The Office of National Drug Control Policy (ONDCP) will host a ``Summit on Heroin and Prescription Drugs: Federal, State, and Community Responses'' highlighting the public health and safety issues surrounding prescription painkillers and heroin. The conference will be held from 9 a.m. to 12:30 p.m. on Thursday, June 19, 2014 in the South Court Auditorium of the Eisenhower Executive Office Building, 17th Street and Pennsylvania Avenue NW., Washington, DC 20500. While the summit is not open to the general public, it will be streamed live on- line for the general public to view on www.WhiteHouse.gov/Live. The goal of the summit is to discuss trends and challenges in the epidemic of opioid abuse in the United States, identify innovative practices and models, and discuss how practitioners at every level can help reduce overdose deaths and public health consequences. Participants will include Attorney General Eric Holder, Vermont Governor Peter Shumlin, National Institute on Drug Abuse Director Dr. Nora Volkow, and experts from across the country on education, treatment, and overdose and infectious disease prevention. Summit participants will not be deliberating or providing consensus advice or recommendations to ONDCP. Issues explored will include expanding drug treatment access to millions through the Affordable Care Act, encouraging people and medical professionals to learn the signs and symptoms of problematic drug use and to intervene before substance use becomes a chronic condition, and supporting the use of naloxone, an overdose reversal drug that's easy to administer and has already saved thousands of lives.
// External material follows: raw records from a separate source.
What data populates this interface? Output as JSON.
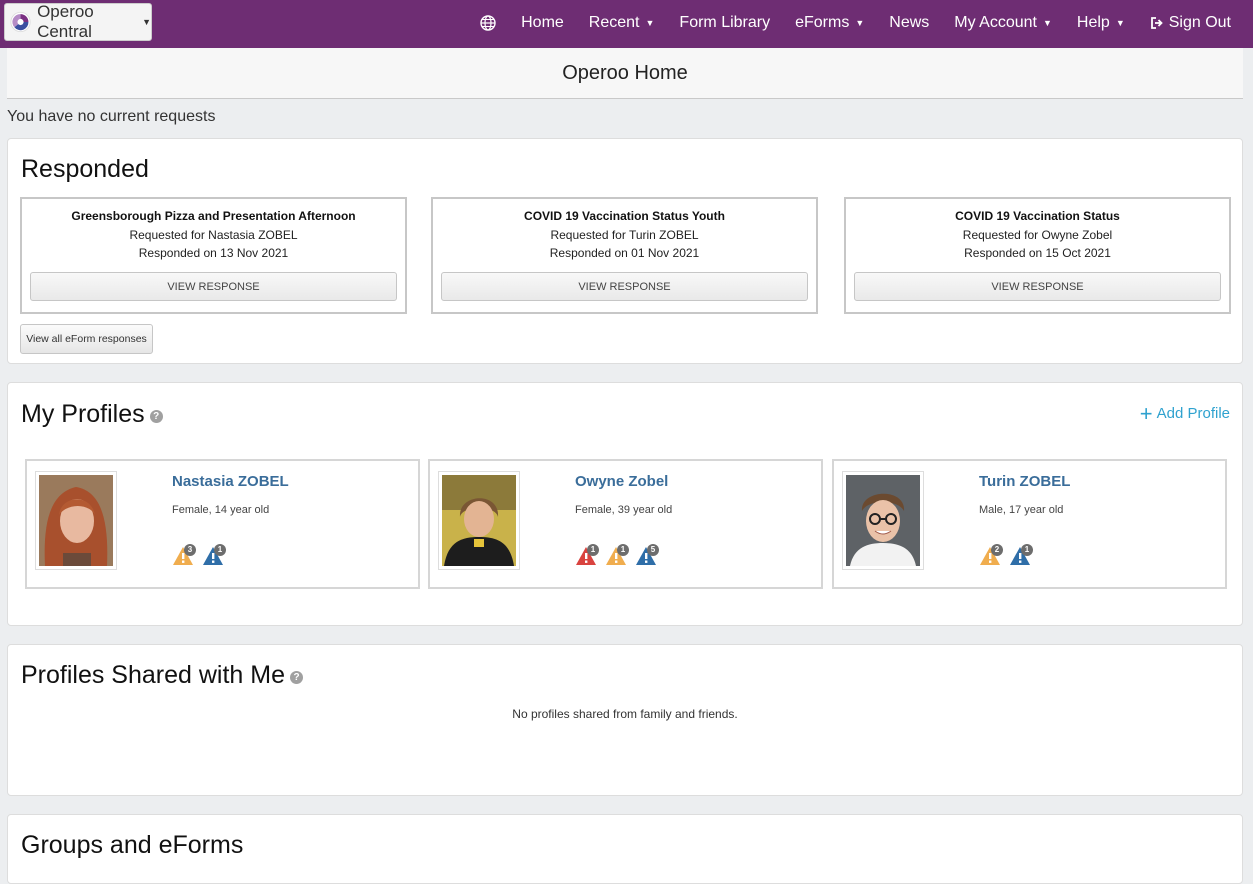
{
  "navbar": {
    "brand": "Operoo Central",
    "items": [
      {
        "label": "Home",
        "dropdown": false
      },
      {
        "label": "Recent",
        "dropdown": true
      },
      {
        "label": "Form Library",
        "dropdown": false
      },
      {
        "label": "eForms",
        "dropdown": true
      },
      {
        "label": "News",
        "dropdown": false
      },
      {
        "label": "My Account",
        "dropdown": true
      },
      {
        "label": "Help",
        "dropdown": true
      },
      {
        "label": "Sign Out",
        "dropdown": false
      }
    ],
    "bg_color": "#6e2d73"
  },
  "page_title": "Operoo Home",
  "no_requests": "You have no current requests",
  "responded": {
    "title": "Responded",
    "cards": [
      {
        "title": "Greensborough Pizza and Presentation Afternoon",
        "requested_for": "Requested for Nastasia ZOBEL",
        "responded_on": "Responded on 13 Nov 2021",
        "button": "VIEW RESPONSE"
      },
      {
        "title": "COVID 19 Vaccination Status Youth",
        "requested_for": "Requested for Turin ZOBEL",
        "responded_on": "Responded on 01 Nov 2021",
        "button": "VIEW RESPONSE"
      },
      {
        "title": "COVID 19 Vaccination Status",
        "requested_for": "Requested for Owyne Zobel",
        "responded_on": "Responded on 15 Oct 2021",
        "button": "VIEW RESPONSE"
      }
    ],
    "view_all": "View all eForm responses"
  },
  "my_profiles": {
    "title": "My Profiles",
    "add_label": "Add Profile",
    "accent_color": "#2fa2cf",
    "profiles": [
      {
        "name": "Nastasia ZOBEL",
        "info": "Female, 14 year old",
        "badges": [
          {
            "type": "warning-orange",
            "count": "3"
          },
          {
            "type": "alert-blue",
            "count": "1"
          }
        ]
      },
      {
        "name": "Owyne Zobel",
        "info": "Female, 39 year old",
        "badges": [
          {
            "type": "alert-red",
            "count": "1"
          },
          {
            "type": "warning-orange",
            "count": "1"
          },
          {
            "type": "alert-blue",
            "count": "5"
          }
        ]
      },
      {
        "name": "Turin ZOBEL",
        "info": "Male, 17 year old",
        "badges": [
          {
            "type": "warning-orange",
            "count": "2"
          },
          {
            "type": "alert-blue",
            "count": "1"
          }
        ]
      }
    ]
  },
  "shared": {
    "title": "Profiles Shared with Me",
    "empty": "No profiles shared from family and friends."
  },
  "groups": {
    "title": "Groups and eForms"
  }
}
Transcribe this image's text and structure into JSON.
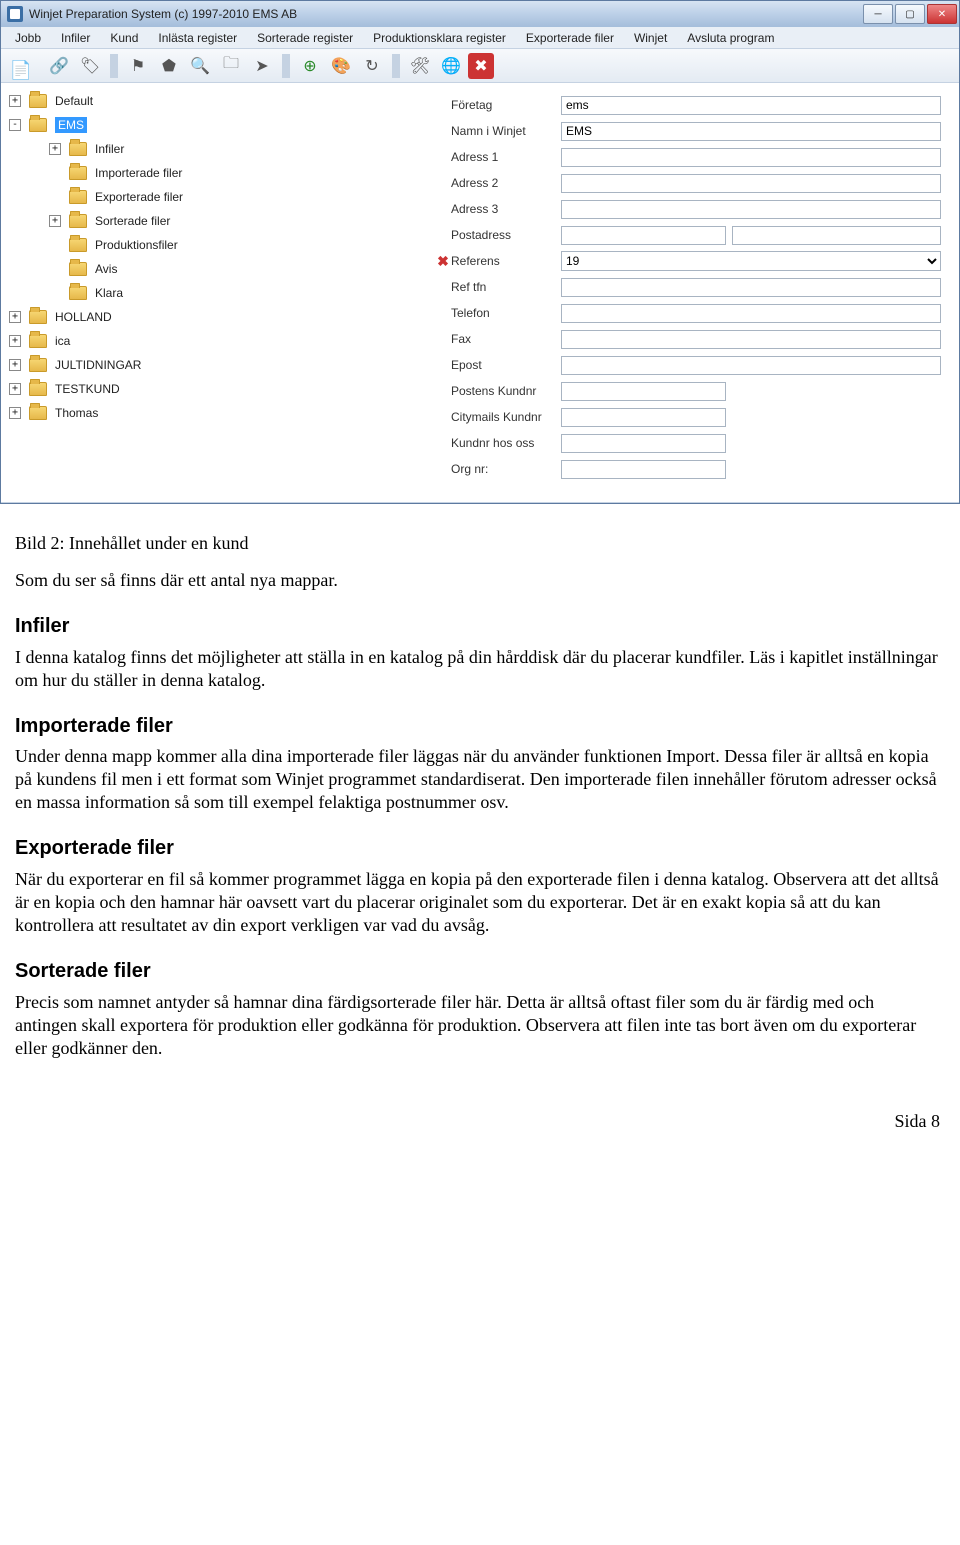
{
  "window": {
    "title": "Winjet Preparation System (c) 1997-2010 EMS AB"
  },
  "menubar": {
    "items": [
      "Jobb",
      "Infiler",
      "Kund",
      "Inlästa register",
      "Sorterade register",
      "Produktionsklara register",
      "Exporterade filer",
      "Winjet",
      "Avsluta program"
    ]
  },
  "tree": {
    "items": [
      {
        "level": 1,
        "exp": "+",
        "label": "Default"
      },
      {
        "level": 1,
        "exp": "-",
        "label": "EMS",
        "selected": true
      },
      {
        "level": 2,
        "exp": "+",
        "label": "Infiler"
      },
      {
        "level": 2,
        "exp": "",
        "label": "Importerade filer"
      },
      {
        "level": 2,
        "exp": "",
        "label": "Exporterade filer"
      },
      {
        "level": 2,
        "exp": "+",
        "label": "Sorterade filer"
      },
      {
        "level": 2,
        "exp": "",
        "label": "Produktionsfiler"
      },
      {
        "level": 2,
        "exp": "",
        "label": "Avis"
      },
      {
        "level": 2,
        "exp": "",
        "label": "Klara"
      },
      {
        "level": 1,
        "exp": "+",
        "label": "HOLLAND"
      },
      {
        "level": 1,
        "exp": "+",
        "label": "ica"
      },
      {
        "level": 1,
        "exp": "+",
        "label": "JULTIDNINGAR"
      },
      {
        "level": 1,
        "exp": "+",
        "label": "TESTKUND"
      },
      {
        "level": 1,
        "exp": "+",
        "label": "Thomas"
      }
    ]
  },
  "form": {
    "rows": [
      {
        "label": "Företag",
        "value": "ems"
      },
      {
        "label": "Namn i Winjet",
        "value": "EMS"
      },
      {
        "label": "Adress 1",
        "value": ""
      },
      {
        "label": "Adress 2",
        "value": ""
      },
      {
        "label": "Adress 3",
        "value": ""
      },
      {
        "label": "Postadress",
        "value": "",
        "type": "postal"
      },
      {
        "label": "Referens",
        "value": "19",
        "type": "select",
        "x": true
      },
      {
        "label": "Ref tfn",
        "value": ""
      },
      {
        "label": "Telefon",
        "value": ""
      },
      {
        "label": "Fax",
        "value": ""
      },
      {
        "label": "Epost",
        "value": ""
      },
      {
        "label": "Postens Kundnr",
        "value": "",
        "type": "short"
      },
      {
        "label": "Citymails Kundnr",
        "value": "",
        "type": "short"
      },
      {
        "label": "Kundnr hos oss",
        "value": "",
        "type": "short"
      },
      {
        "label": "Org nr:",
        "value": "",
        "type": "short"
      }
    ]
  },
  "article": {
    "caption": "Bild 2: Innehållet under en kund",
    "intro": "Som du ser så finns där ett antal nya mappar.",
    "sections": [
      {
        "heading": "Infiler",
        "body": "I denna katalog finns det möjligheter att ställa in en katalog på din hårddisk där du placerar kundfiler. Läs i kapitlet inställningar om hur du ställer in denna katalog."
      },
      {
        "heading": "Importerade filer",
        "body": "Under denna mapp kommer alla dina importerade filer läggas när du använder funktionen Import. Dessa filer är alltså en kopia på kundens fil men i ett format som Winjet programmet standardiserat. Den importerade filen innehåller förutom adresser också en massa information så som till exempel felaktiga postnummer osv."
      },
      {
        "heading": "Exporterade filer",
        "body": "När du exporterar en fil så kommer programmet lägga en kopia på den exporterade filen i denna katalog. Observera att det alltså är en kopia och den hamnar här oavsett vart du placerar originalet som du exporterar. Det är en exakt kopia så att du kan kontrollera att resultatet av din export verkligen var vad du avsåg."
      },
      {
        "heading": "Sorterade filer",
        "body": "Precis som namnet antyder så hamnar dina färdigsorterade filer här. Detta är alltså oftast filer som du är färdig med och antingen skall exportera för produktion eller godkänna för produktion. Observera att filen inte tas bort även om du exporterar eller godkänner den."
      }
    ],
    "page": "Sida 8"
  }
}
Designation of Thirteen Counties as High Intensity Drug Trafficking Areas
The Director of the Office of National Drug Control Policy designated thirteen additional counties as High Intensity Drug Trafficking Areas pursuant to 21 U.S.C. 1706. The new counties are (1) Bradley County in Tennessee, Dickenson County in Virginia, and Wyoming and Raleigh Counties in West Virginia as part of the Appalachia HIDTA; (2) Rockingham County in North Carolina, and Florence and Horry Counties in South Carolina as part of the Atlanta-Carolinas HIDTA (formerly known as ``Atlanta HIDTA''); (3) Forrest County in Mississippi as part of the Gulf Coast HIDTA; (4) Williams County in North Dakota as part of the Midwest HIDTA; (5) Humboldt County in California as part of the Northern California HIDTA; and (6) Cecil and Frederick Counties in Maryland and Roanoke County in Virginia as part of the Washington/Baltimore HIDTA.